Several tourist destinations have been in the press recently for reasons other than their beautiful scenery and high volume of visitors. It seems that the selfie culture has grown to such a volume that a number of national parks and tourist hot spots have begun charging visitors to take photographs. We’ve delved into the positives and negatives of charging people money to take photographs of iconic scenery.
Picture The Scene
You’ve finally made it to Tulum, Mexico and you’re anxious to see for yourself the beautiful scenery that you have only ever before seen in photographs. You’re looking forward to witnessing unspoilt beaches, sparkling ocean and ancient Mayan ruins. The only thing is, once you get to the Mayan archaeological site, it is a struggle to push your way through the hordes of other tourists to lay your eyes on the landscape. Everyone is holding at least one photographic device, and several people are clutching a collection of DSLRs, lenses, smart phones and selfie sticks; all of them attempting to take the perfect photo of the unspoilt scenery to upload onto their social media feeds to show off to their friends back home.
It’s little wonder that destinations such as Tulum National Park have begun charging people to bring photographic devices into their site. It now costs an additional 45 pesos ($2.50) on top of the existing entrance fee for every individual photographic device that visitors carry with them.
Is The Selfie Culture To Blame?
This may seem unjust, but isn’t the point of travelling to enjoy the experience and relish in the moment, rather than portraying a false image and inducing jealousy through your Instagram feed?
More and more, people seem to be travelling to take photographs as evidence that they have ‘been there, done that’, rather than travelling purely for the experience. Taking photographs has been part of travelling since we very first invented cameras, but it is only recently with the popularity of Instagram and readiness of smart phones that we have seen a surge in people travelling with the main focus of capturing the moment on their cameras, rather than in their memories.
Tulum isn’t the only place charging tourists to take photos. In 2015, the right to take photographs in a public space was threatened by a European Parliament proposal regarding the harmonisation of copyright laws. Effectively, this meant that the copyright holders of particular buildings and art works would have to give permission and could charge for images featuring them to be published anywhere, including on social media. Basically, if a tourist took a photo of his wife stood in front of a famous building such as the Eiffel Tower, he would have to ask permission and perhaps even pay a sum of money to upload the photo onto his Facebook page.

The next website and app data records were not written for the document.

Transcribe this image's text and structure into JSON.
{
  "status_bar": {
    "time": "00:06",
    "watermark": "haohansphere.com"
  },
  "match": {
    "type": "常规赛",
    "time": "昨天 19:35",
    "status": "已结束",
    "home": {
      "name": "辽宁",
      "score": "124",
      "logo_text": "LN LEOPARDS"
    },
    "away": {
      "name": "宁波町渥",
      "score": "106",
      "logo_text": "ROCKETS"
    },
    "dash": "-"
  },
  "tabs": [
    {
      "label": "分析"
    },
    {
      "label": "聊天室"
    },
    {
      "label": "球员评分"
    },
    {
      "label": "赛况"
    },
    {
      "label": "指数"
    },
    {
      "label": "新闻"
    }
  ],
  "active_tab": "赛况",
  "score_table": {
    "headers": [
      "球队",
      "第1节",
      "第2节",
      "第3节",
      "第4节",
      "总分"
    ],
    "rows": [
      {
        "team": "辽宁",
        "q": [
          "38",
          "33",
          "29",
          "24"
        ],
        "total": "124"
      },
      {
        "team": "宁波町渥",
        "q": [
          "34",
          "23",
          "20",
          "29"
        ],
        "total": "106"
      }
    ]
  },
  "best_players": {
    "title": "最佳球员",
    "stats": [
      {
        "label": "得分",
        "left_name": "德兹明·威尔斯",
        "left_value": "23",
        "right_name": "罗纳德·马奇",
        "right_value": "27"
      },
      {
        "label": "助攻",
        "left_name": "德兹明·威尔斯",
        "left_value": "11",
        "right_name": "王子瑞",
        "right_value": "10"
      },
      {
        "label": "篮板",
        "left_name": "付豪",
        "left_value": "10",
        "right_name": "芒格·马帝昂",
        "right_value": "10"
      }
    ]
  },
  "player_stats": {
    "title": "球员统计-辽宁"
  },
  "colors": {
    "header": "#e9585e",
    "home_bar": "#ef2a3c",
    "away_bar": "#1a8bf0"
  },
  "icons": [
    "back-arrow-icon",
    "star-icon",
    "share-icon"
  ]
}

Similarly, landscape photographer Ken Duncan tells how he was almost arrested for taking photographs at Barangaroo Park in Sydney without paying a fee to gain a permit. Is this bureaucracy gone mad, or is there really any benefit behind these seemingly harsh rules and proposals?
Driving Away Tourism Or Saving The Environment?
The downsides are obvious. Tourists will become disgruntled and perhaps consider visiting alternative destinations where they can document their travels for free. For places where visitor numbers are crucial to maintain the upkeep of the site, this could be bad news. But for places such as wildlife reserves or protected ecological areas, lessening the flow of tourists could actually benefit the area. It also could be considered unfair to charge some tourists more than others, regardless of whether or not they plan to take photos (and also could penalise people who may happen to have their camera with them, but don’t end up taking any pictures at all). Perhaps a slight increase in the general admission charge for all tourists could be an alternative solution?
Whatever your opinion is, the issue gives light to the importance of enjoying the moment itself when travelling. By all means, take your camera with you on your travels and document your adventures, but try not to spend your entire trip behind the lens. You may also wish to read places where you camera is not welcome at all.
Emma Lavelle is a UK based writer and photographer and has her own blog Field and Nest.